Today’s music video is A White Sport Coat (And A Pink Carnation) and the song is performed here by the American music legend Marty Robbins.
This video was posted to You Tube by svendhenrik00
This song was written, recorded, and released by Marty Robbins in early 1957.
Six Months earlier, Marty recorded and released the Melvin Endsley song Singing The Blues. Marty did the song for Columbia Records, and their in house arranger and conductor at the time was Ray Conniff, who heard the song and liked it, but thought it might sound better if made a little more upbeat. Marty didn’t think so, as he liked the original version. Ray Conniff arranged the slightly different version and got in singer Guy Mitchell to record the song. The Marty Robbins version shot up the Country charts all the way to Number One where it stayed for an incredible 13 weeks. However, the Guy Mitchell version rocketed up the Mainstream Popular charts all the way to Number One. Having a Country Number One was great, but most singers craved that Number One on the Popular Music mainstream charts, and while his Country version did well on the Country charts, it stalled just inside the Top Twenty, while the Guy Mitchell version smashed it out of the park.
So, when Marty wrote this song, A White Sport Coat, and took it to Columbia, he specifically asked for Ray Conniff to do the arranging, and provide backing with The Ray Conniff Orchestra and Singers. The song again went to Number One on the Country Charts, but this time, it went all the way to Number Two on the Mainstream popular music charts, his biggest cross over hit, until El Paso went all the way two years later.
Ray Conniff is just one of those many arrangers who also brought out a number of records themselves, mainly easy listening arrangements of current popular music.
In the late 60’s and well into the 70’s, I was a member of one of those record clubs. Every Month, you’d receive a small magazine with a list of new releases and existing records. The were a number of genres, and I was registered in the Popular Music section. Very few of the main artists and bands used these record club outlets, so the selections were in the main second tier artists and bands. You had to make an order for an album each Month, or return the order sheet saying you did not want an album that Month. One album in each genre was selected as the album of the Month, and that was the album which was sent to you if you did not send back the order form. One Month I forgot to return the order form, and a couple of weeks later an album arrived in the mail. It was one of those easy listening albums, and in this case it was an album from Ray Coniff, his orchestra and singers with perhaps a dozen songs on it, all of them arrangements of current popular music. I was perhaps a little angry with myself for forgetting to return the form, as this was not really my style of music at that time. I actually decided to keep the album, and a week or so later, I put it on the record player to listen to it. What really surprised me was that I actually liked it. The music was good, the harmonies were tight, and the arrangements, while the songs were familiar, were done differently. I actually enjoyed listening to it. A couple of Months later, there was another album of the Month, this time one from Percy Faith, and this time, I consciously decided to get this album. I liked that one also. Over the next year or so, I gathered a small collection of around ten or so of these easy listening albums. I had three each from Conniff and Faith, and one each from Andre Kostalenetz, James Last, Paul Mauriat, and Bert Kaempfert. At no time was I disappointed with the music, and what also surprised me was that there were in fact a lot more than the six names I have mentioned here who did this style of music, and that they all sold pretty well, as each of them was quite successful doing just that.
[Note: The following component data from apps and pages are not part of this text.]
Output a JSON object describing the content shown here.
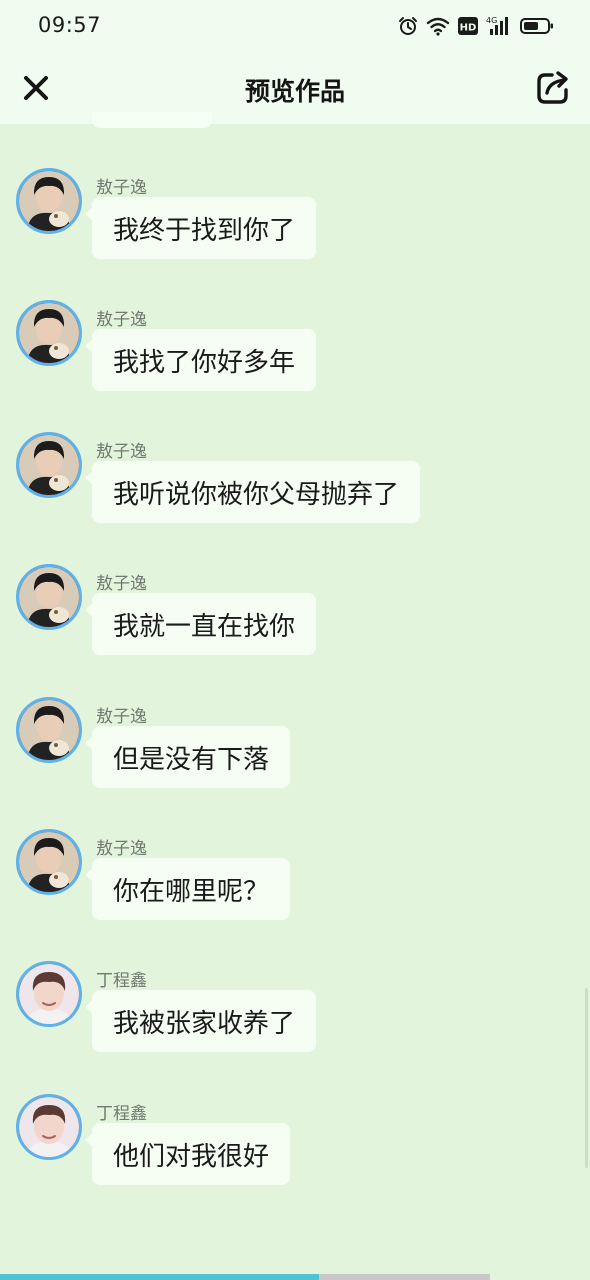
{
  "status_bar": {
    "time": "09:57",
    "icons": [
      "alarm-icon",
      "wifi-icon",
      "hd-icon",
      "signal-4g-icon",
      "battery-icon"
    ],
    "network_badge": "4G",
    "hd_badge": "HD"
  },
  "header": {
    "title": "预览作品",
    "left_icon": "close-icon",
    "right_icon": "share-icon"
  },
  "messages": [
    {
      "sender": "敖子逸",
      "text": "我终于找到你了",
      "avatar": "avatar-aoziyi"
    },
    {
      "sender": "敖子逸",
      "text": "我找了你好多年",
      "avatar": "avatar-aoziyi"
    },
    {
      "sender": "敖子逸",
      "text": "我听说你被你父母抛弃了",
      "avatar": "avatar-aoziyi"
    },
    {
      "sender": "敖子逸",
      "text": "我就一直在找你",
      "avatar": "avatar-aoziyi"
    },
    {
      "sender": "敖子逸",
      "text": "但是没有下落",
      "avatar": "avatar-aoziyi"
    },
    {
      "sender": "敖子逸",
      "text": "你在哪里呢？",
      "avatar": "avatar-aoziyi"
    },
    {
      "sender": "丁程鑫",
      "text": "我被张家收养了",
      "avatar": "avatar-dingchengxin"
    },
    {
      "sender": "丁程鑫",
      "text": "他们对我很好",
      "avatar": "avatar-dingchengxin"
    }
  ],
  "colors": {
    "background": "#e3f4dd",
    "bar": "#f1fcf0",
    "bubble": "#f6fef4",
    "avatar_ring": "#5fb1ea",
    "progress_played": "#4cc3d6",
    "progress_rest": "#c9c9c9"
  },
  "playback_progress": 0.54
}
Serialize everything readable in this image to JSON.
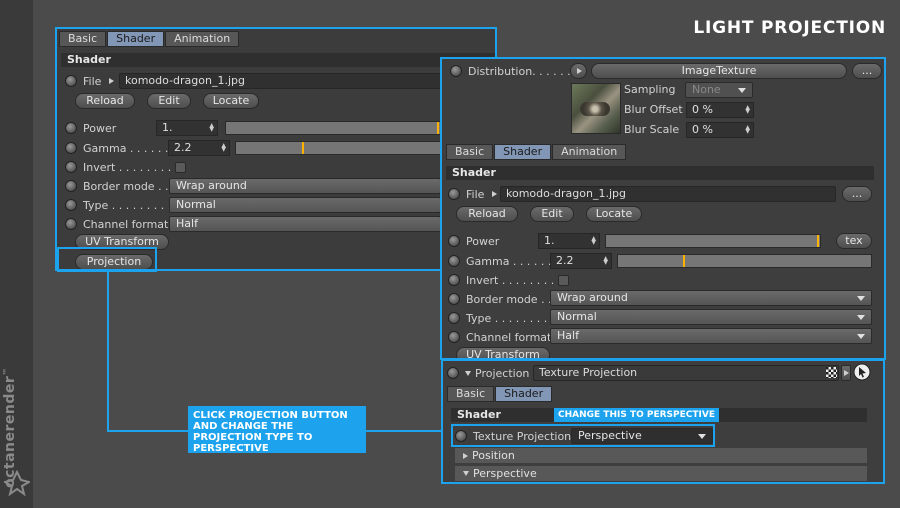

By now, my collection of LP’s was becoming quite large, and a few times, some of my friends would look through the albums, and noticing this small collection from these bands, they would wonder aloud if I really liked this ‘stuff’, as they called it, although they most probably used another term really. They were surprised when I said that it really wasn’t all that bad.
So, when I saw that this song, written by Marty Robbins, had actually credited Ray Conniff on the liner notes and on the disc itself, my mind was immediately taken back to that collection of easy listening music.
This song, A White Sport Coat was released in 1957, and Marty was already a huge Country Music star, having had his first (Country) Number One with his first release, and this song was his third Smash Hit Number One on the Country Charts. He ended up with 17 Number One Hits, and by far his biggest hit was El Paso, which also spent time at Number One on the Mainstream Charts, his only Number One on those Mainstream Charts. This song featured today made it to Number Two on the Mainstream Charts for Marty, his second biggest hit. Besides those 17 Number One hits, 27 of his other songs went inside the Top Ten, and in all, Marty released 100 Singles across the years.
While this song only made it to Number Two in the U.S. it went to Number One here in Australia, which is no mean feat really, as Australia, a considerably smaller market than the U.S. hence we only had the One mainstream Chart, so, while ostensibly a Country Song, it had to compete with all the songs around that time.
Marty said later that he wrote the song in 20 minutes while he was being driven to a concert where he was performing. On the way they passed a group of teenagers going into their school for the Prom.
Marty Robbins is one of those true legends of music, and while these days, that term is loosely bandied around for some artists, Marty Robbins is an enduring and true legend, when it comes to the music scene.